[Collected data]
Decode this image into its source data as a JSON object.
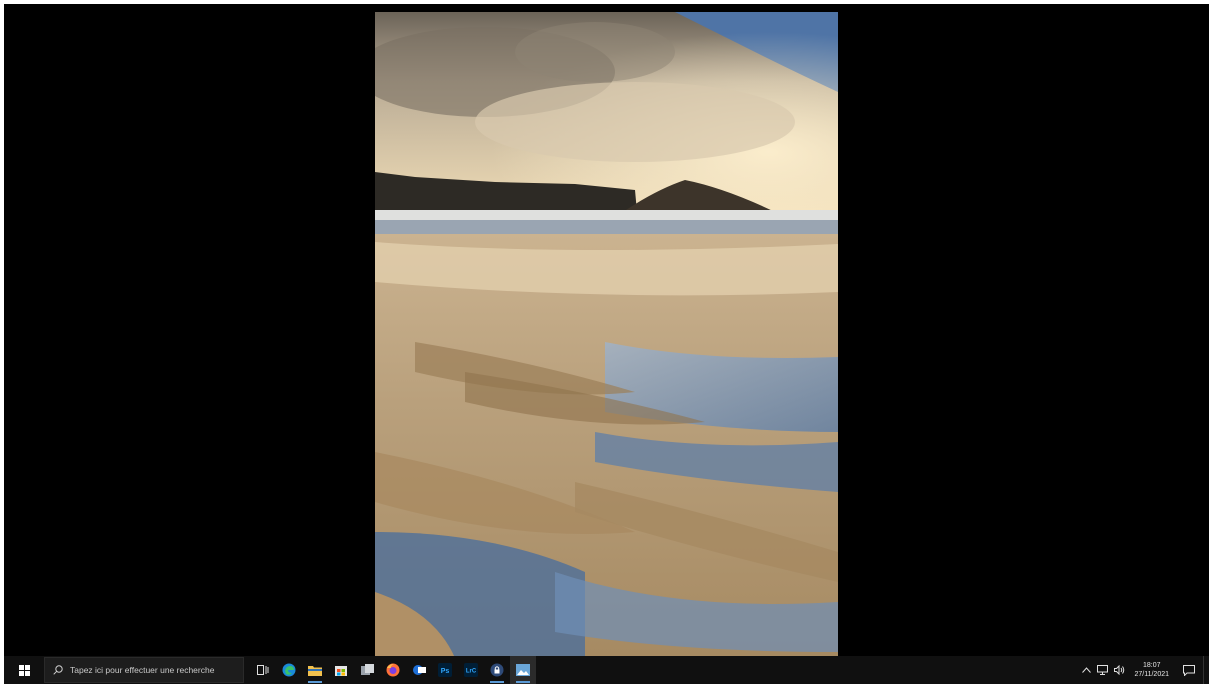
{
  "screen": {
    "background": "#000000"
  },
  "photo": {
    "subject": "beach-landscape-image"
  },
  "taskbar": {
    "background": "#101010",
    "search": {
      "placeholder": "Tapez ici pour effectuer une recherche"
    },
    "apps": [
      {
        "name": "task-view",
        "icon": "task-view-icon"
      },
      {
        "name": "edge",
        "icon": "edge-icon"
      },
      {
        "name": "file-explorer",
        "icon": "folder-icon",
        "running": true
      },
      {
        "name": "store",
        "icon": "store-icon"
      },
      {
        "name": "app-gray",
        "icon": "app-icon"
      },
      {
        "name": "firefox",
        "icon": "firefox-icon"
      },
      {
        "name": "app-blue",
        "icon": "app-icon"
      },
      {
        "name": "photoshop",
        "icon": "photoshop-icon",
        "label": "Ps"
      },
      {
        "name": "lightroom",
        "icon": "lightroom-icon",
        "label": "LrC"
      },
      {
        "name": "vpn",
        "icon": "lock-icon",
        "running": true
      },
      {
        "name": "photos",
        "icon": "photos-icon",
        "active": true,
        "running": true
      }
    ],
    "clock": {
      "time": "18:07",
      "date": "27/11/2021"
    },
    "accent": "#5a9ad6"
  }
}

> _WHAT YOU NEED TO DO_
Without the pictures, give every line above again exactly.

> _TASK OUTPUT_
Decode this image into its source data as a JSON object.
{
  "screen": {
    "background": "#000000"
  },
  "photo": {
    "subject": "beach-landscape-image"
  },
  "taskbar": {
    "background": "#101010",
    "search": {
      "placeholder": "Tapez ici pour effectuer une recherche"
    },
    "apps": [
      {
        "name": "task-view",
        "icon": "task-view-icon"
      },
      {
        "name": "edge",
        "icon": "edge-icon"
      },
      {
        "name": "file-explorer",
        "icon": "folder-icon",
        "running": true
      },
      {
        "name": "store",
        "icon": "store-icon"
      },
      {
        "name": "app-gray",
        "icon": "app-icon"
      },
      {
        "name": "firefox",
        "icon": "firefox-icon"
      },
      {
        "name": "app-blue",
        "icon": "app-icon"
      },
      {
        "name": "photoshop",
        "icon": "photoshop-icon",
        "label": "Ps"
      },
      {
        "name": "lightroom",
        "icon": "lightroom-icon",
        "label": "LrC"
      },
      {
        "name": "vpn",
        "icon": "lock-icon",
        "running": true
      },
      {
        "name": "photos",
        "icon": "photos-icon",
        "active": true,
        "running": true
      }
    ],
    "clock": {
      "time": "18:07",
      "date": "27/11/2021"
    },
    "accent": "#5a9ad6"
  }
}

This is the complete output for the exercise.